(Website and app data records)
■ ■ ■ ■ ■ ■ ■
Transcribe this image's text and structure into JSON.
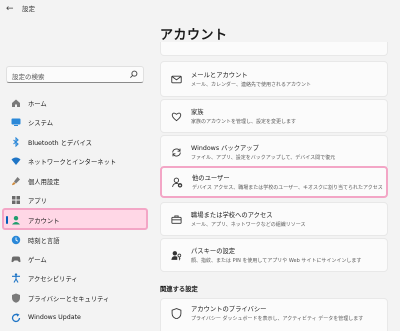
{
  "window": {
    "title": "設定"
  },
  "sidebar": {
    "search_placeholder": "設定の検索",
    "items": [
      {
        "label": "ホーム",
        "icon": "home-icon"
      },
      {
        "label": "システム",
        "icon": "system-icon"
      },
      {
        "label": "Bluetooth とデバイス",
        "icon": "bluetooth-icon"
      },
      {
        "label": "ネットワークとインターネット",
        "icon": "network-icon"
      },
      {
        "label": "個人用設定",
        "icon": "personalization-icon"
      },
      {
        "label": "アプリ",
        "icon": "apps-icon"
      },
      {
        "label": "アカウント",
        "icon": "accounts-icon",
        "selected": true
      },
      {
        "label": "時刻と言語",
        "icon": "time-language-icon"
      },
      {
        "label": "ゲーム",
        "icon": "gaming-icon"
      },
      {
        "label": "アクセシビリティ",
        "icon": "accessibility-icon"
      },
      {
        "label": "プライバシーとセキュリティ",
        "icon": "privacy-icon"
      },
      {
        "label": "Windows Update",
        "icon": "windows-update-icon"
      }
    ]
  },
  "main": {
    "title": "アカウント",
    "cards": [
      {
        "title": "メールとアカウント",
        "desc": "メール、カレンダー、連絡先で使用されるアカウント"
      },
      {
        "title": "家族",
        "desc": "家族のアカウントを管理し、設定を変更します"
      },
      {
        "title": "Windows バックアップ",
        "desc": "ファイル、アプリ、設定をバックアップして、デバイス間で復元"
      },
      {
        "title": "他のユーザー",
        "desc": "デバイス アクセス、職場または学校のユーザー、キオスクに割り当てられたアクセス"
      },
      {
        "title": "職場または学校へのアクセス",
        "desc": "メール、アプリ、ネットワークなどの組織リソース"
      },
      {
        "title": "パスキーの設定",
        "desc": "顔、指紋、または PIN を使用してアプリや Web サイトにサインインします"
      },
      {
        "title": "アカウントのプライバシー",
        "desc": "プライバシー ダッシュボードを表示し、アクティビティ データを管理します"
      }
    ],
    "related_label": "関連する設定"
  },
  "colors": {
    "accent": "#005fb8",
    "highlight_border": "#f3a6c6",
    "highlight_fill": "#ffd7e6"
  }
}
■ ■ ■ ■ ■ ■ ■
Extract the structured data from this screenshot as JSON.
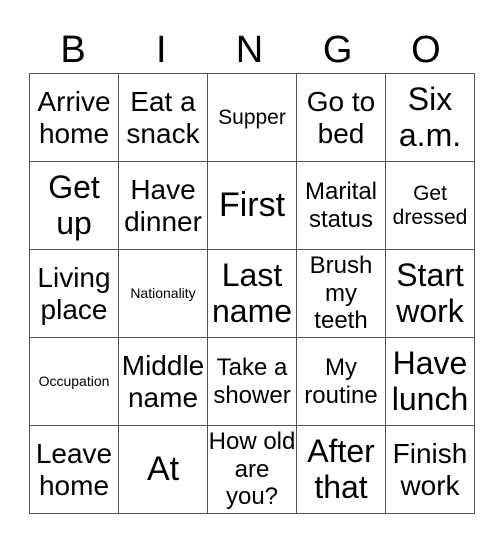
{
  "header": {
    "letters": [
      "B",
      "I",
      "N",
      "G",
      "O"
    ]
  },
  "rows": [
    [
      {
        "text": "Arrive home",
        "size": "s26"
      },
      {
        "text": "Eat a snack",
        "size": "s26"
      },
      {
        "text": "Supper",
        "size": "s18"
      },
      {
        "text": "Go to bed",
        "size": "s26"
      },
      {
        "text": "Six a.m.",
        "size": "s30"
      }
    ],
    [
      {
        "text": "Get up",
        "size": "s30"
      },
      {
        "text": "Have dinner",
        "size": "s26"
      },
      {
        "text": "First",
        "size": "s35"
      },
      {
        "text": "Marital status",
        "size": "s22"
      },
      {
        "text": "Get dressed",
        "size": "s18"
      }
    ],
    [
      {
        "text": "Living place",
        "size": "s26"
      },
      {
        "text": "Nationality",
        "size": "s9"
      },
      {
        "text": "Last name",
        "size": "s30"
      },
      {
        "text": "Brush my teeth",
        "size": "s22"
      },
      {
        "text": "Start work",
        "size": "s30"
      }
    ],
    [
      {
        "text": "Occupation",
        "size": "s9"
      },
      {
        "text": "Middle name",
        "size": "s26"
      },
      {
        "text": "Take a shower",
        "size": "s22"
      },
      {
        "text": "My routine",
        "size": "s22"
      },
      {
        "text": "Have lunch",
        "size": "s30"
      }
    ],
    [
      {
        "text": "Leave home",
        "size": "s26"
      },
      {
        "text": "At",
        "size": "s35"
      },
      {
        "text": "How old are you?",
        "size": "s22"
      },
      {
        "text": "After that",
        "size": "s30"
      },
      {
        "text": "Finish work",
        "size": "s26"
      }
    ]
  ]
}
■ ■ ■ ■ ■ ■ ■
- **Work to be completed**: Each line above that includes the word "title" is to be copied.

- **Task output**:
    "title": "設定"
    "title": "アカウント",
        "title": "メールとアカウント",
        "title": "家族",
        "title": "Windows バックアップ",
        "title": "他のユーザー",
        "title": "職場または学校へのアクセス",
        "title": "パスキーの設定",
        "title": "アカウントのプライバシー",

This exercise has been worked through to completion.